## TASK DIRECTIONS
Go through the data below and return each line where the string "Schools" occurs.

[Records drawn from a dataset]
===============

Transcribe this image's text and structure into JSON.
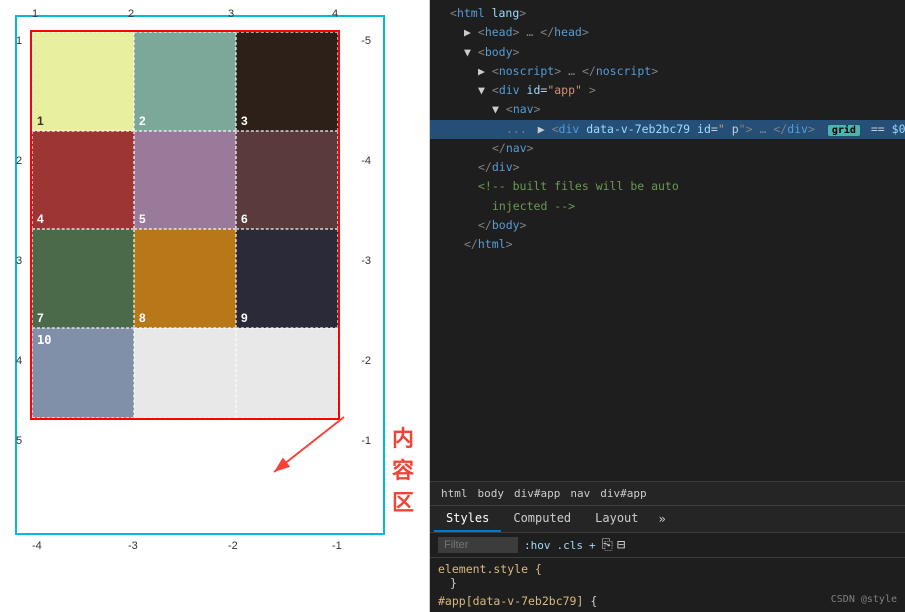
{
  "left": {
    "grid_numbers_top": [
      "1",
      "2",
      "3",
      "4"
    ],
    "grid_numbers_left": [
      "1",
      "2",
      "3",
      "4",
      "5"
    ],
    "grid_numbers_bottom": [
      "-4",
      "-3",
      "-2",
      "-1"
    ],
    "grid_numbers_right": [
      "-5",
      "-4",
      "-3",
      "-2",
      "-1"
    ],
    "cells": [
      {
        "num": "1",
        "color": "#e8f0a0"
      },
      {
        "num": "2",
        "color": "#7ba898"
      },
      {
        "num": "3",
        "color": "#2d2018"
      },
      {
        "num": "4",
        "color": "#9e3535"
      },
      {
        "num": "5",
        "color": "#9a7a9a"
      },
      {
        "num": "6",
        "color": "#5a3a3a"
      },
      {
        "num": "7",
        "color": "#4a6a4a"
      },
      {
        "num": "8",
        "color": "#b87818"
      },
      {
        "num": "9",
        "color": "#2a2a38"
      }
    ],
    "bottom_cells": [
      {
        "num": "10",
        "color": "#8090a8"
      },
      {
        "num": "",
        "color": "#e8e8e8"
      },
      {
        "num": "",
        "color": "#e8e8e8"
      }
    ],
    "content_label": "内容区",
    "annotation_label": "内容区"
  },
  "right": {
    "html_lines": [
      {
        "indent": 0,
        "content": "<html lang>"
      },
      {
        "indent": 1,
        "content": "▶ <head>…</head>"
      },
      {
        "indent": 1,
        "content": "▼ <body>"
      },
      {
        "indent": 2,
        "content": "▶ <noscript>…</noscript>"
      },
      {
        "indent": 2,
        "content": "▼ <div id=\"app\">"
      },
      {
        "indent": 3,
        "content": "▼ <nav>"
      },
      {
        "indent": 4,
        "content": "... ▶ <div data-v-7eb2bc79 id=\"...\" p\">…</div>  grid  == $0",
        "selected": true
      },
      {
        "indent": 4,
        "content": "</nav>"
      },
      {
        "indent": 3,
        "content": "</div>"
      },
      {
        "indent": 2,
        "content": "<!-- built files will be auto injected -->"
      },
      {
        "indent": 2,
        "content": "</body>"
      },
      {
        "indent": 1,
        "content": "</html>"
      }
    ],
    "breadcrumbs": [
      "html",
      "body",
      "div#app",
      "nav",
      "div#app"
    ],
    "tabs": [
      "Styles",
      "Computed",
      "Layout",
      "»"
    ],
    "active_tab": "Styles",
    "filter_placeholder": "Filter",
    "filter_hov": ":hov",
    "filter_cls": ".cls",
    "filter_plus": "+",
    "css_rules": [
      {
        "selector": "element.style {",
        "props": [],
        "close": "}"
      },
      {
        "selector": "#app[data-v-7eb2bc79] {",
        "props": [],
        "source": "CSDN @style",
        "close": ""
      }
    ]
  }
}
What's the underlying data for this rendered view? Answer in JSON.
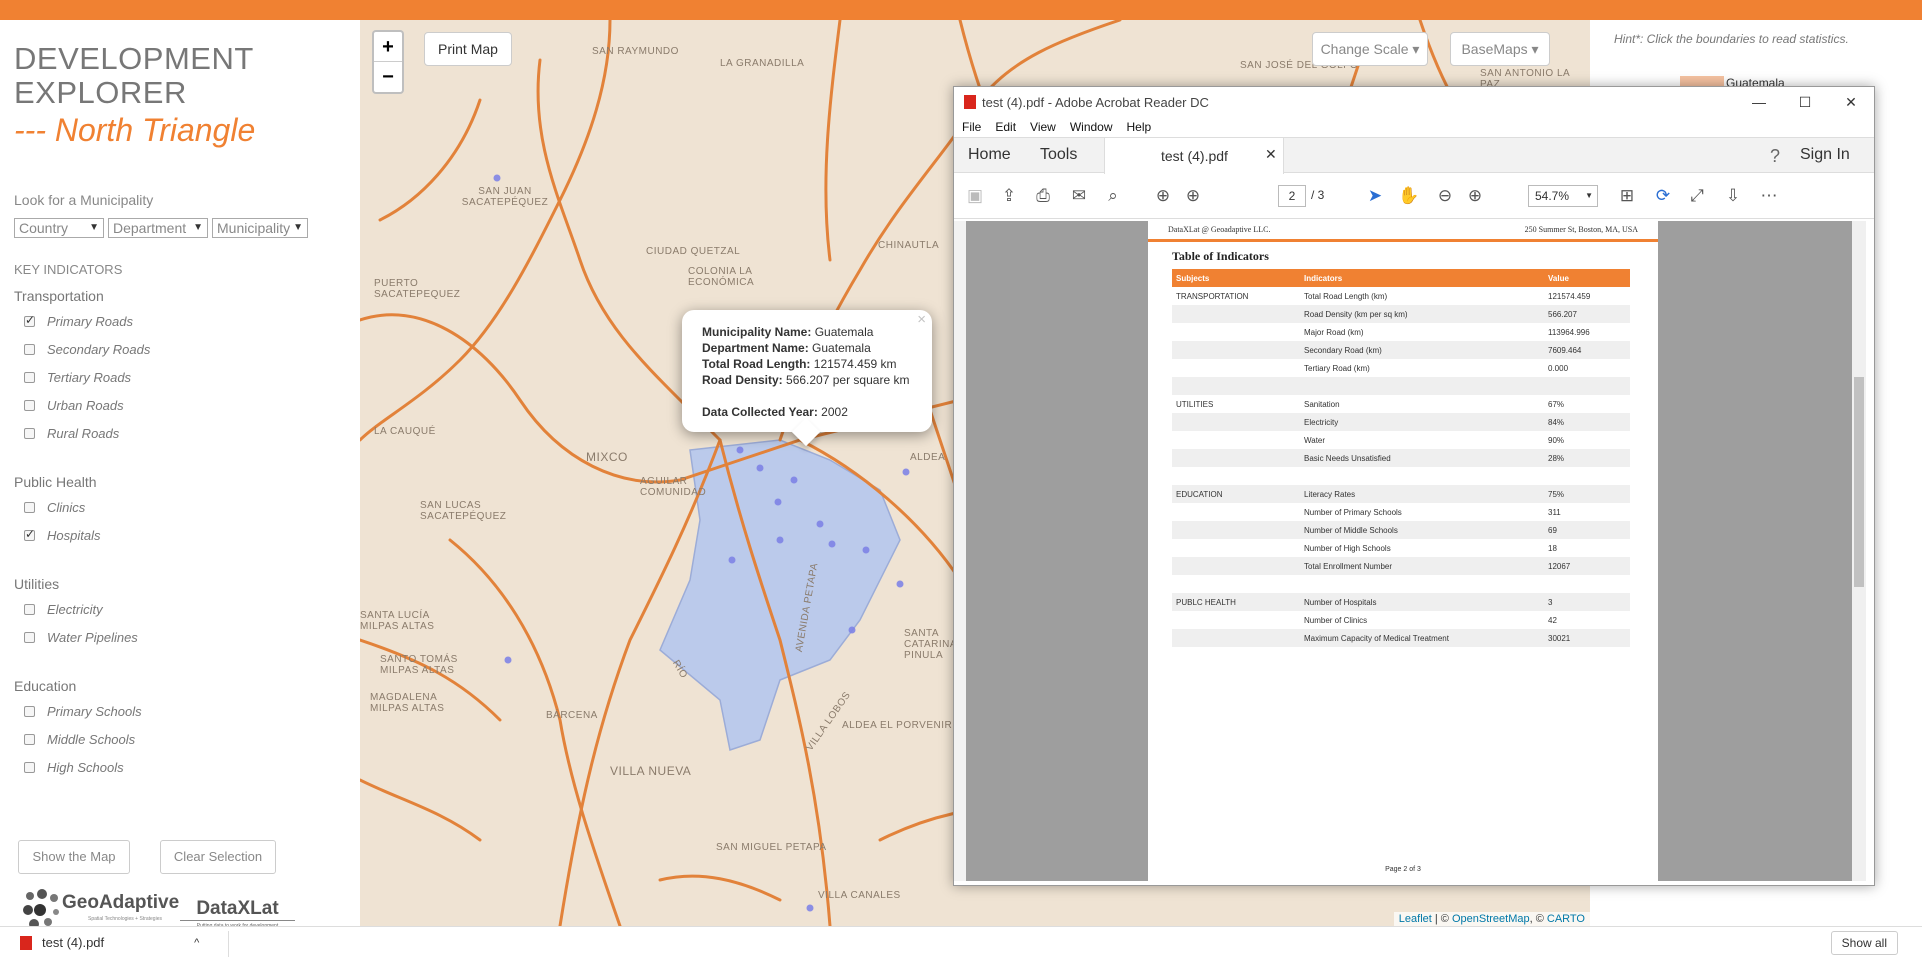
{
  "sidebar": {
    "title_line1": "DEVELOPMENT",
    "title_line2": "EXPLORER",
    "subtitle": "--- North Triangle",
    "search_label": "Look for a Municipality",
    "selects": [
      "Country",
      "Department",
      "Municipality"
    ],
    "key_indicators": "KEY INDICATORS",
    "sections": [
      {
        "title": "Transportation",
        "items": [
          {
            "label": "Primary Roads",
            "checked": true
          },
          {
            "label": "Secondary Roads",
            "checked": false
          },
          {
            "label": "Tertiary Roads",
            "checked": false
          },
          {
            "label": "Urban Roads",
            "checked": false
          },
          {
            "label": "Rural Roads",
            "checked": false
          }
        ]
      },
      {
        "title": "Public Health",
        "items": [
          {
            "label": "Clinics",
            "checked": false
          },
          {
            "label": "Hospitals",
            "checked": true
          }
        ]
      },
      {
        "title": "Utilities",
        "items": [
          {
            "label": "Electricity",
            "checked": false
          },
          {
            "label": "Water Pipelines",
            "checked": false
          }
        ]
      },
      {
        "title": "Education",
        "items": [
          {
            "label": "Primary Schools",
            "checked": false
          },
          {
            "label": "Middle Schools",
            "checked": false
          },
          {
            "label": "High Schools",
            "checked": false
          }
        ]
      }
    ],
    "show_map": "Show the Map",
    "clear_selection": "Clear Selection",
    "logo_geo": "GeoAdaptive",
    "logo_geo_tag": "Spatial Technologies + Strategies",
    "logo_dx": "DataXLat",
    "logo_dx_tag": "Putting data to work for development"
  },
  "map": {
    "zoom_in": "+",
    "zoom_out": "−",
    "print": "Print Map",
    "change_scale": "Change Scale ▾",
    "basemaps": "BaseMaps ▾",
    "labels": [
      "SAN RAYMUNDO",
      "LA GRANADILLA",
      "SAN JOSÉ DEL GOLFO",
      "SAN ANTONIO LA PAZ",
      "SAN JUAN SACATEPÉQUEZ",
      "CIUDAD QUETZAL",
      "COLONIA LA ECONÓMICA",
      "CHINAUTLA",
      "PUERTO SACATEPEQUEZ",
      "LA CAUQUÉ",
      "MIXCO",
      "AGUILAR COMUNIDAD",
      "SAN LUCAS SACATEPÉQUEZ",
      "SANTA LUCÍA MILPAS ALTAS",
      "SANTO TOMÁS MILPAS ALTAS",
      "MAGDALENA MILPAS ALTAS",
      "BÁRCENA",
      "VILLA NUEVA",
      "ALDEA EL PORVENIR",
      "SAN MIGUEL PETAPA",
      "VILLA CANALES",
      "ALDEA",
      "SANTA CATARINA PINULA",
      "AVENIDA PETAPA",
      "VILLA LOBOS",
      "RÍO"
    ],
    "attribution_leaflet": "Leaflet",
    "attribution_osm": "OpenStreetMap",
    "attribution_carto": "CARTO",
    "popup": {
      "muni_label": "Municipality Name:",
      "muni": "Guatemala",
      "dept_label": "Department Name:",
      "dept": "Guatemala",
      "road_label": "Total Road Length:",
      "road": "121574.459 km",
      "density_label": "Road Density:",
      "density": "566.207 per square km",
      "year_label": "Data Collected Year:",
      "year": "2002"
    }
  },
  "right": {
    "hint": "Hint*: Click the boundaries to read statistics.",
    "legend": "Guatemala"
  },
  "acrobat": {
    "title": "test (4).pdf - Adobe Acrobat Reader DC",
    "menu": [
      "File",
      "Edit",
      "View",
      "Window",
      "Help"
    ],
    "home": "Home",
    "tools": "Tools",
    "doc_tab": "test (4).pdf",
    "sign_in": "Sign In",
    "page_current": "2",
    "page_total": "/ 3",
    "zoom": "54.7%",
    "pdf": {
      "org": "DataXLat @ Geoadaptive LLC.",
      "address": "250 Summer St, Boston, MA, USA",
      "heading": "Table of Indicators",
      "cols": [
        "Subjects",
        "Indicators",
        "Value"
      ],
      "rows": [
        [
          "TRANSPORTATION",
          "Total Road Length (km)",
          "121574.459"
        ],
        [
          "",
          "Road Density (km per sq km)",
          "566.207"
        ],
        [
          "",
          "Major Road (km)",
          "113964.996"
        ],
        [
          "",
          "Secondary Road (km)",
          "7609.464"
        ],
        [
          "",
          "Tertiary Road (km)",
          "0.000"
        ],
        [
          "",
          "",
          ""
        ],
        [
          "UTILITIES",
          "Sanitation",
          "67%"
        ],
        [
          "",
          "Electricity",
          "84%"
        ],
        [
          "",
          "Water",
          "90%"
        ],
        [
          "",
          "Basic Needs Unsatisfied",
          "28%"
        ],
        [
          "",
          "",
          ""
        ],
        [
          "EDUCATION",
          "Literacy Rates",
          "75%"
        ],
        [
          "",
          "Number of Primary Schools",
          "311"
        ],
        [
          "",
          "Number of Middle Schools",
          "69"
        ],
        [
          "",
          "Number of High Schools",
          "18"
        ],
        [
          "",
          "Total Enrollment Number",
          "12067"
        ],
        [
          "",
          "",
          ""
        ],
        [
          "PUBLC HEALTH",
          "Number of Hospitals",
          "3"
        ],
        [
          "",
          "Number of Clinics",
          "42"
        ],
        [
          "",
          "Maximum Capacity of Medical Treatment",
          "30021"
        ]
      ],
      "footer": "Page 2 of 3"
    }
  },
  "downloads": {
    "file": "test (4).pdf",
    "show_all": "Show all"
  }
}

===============

## TASK RESPONSE
            "label": "Primary Schools",
            "label": "Middle Schools",
            "label": "High Schools",
          "Number of Primary Schools",
          "Number of Middle Schools",
          "Number of High Schools",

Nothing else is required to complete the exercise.